---------- Extracted entries ----------

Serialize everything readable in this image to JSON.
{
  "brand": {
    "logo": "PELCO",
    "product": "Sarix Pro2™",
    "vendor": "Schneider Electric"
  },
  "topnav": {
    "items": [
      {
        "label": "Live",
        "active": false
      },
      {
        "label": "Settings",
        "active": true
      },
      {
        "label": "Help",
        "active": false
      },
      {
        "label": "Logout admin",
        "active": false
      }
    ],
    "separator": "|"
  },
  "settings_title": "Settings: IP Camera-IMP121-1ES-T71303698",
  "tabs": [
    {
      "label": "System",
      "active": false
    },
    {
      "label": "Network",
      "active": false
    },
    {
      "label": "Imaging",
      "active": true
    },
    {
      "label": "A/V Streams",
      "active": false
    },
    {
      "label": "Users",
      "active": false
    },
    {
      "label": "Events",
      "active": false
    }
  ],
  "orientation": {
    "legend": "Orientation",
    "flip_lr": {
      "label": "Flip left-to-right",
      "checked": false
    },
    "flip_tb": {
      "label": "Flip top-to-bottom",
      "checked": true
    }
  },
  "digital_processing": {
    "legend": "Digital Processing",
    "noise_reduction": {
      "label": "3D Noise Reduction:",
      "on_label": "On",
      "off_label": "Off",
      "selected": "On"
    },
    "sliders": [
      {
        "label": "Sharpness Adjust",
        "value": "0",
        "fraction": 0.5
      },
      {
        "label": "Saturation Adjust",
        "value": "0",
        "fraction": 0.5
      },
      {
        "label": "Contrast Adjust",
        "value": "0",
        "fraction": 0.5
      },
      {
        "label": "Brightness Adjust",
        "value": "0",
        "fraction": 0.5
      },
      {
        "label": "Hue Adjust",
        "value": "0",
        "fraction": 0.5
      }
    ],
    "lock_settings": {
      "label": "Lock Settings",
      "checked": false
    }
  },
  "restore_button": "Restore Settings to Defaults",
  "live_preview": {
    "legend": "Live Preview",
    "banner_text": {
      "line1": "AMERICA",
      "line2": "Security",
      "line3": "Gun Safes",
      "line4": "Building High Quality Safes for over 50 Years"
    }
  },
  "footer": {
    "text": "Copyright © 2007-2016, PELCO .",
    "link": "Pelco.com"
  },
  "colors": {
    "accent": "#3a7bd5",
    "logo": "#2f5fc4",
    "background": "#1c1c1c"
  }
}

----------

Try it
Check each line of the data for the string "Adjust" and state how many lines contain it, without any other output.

Response to the exercise
5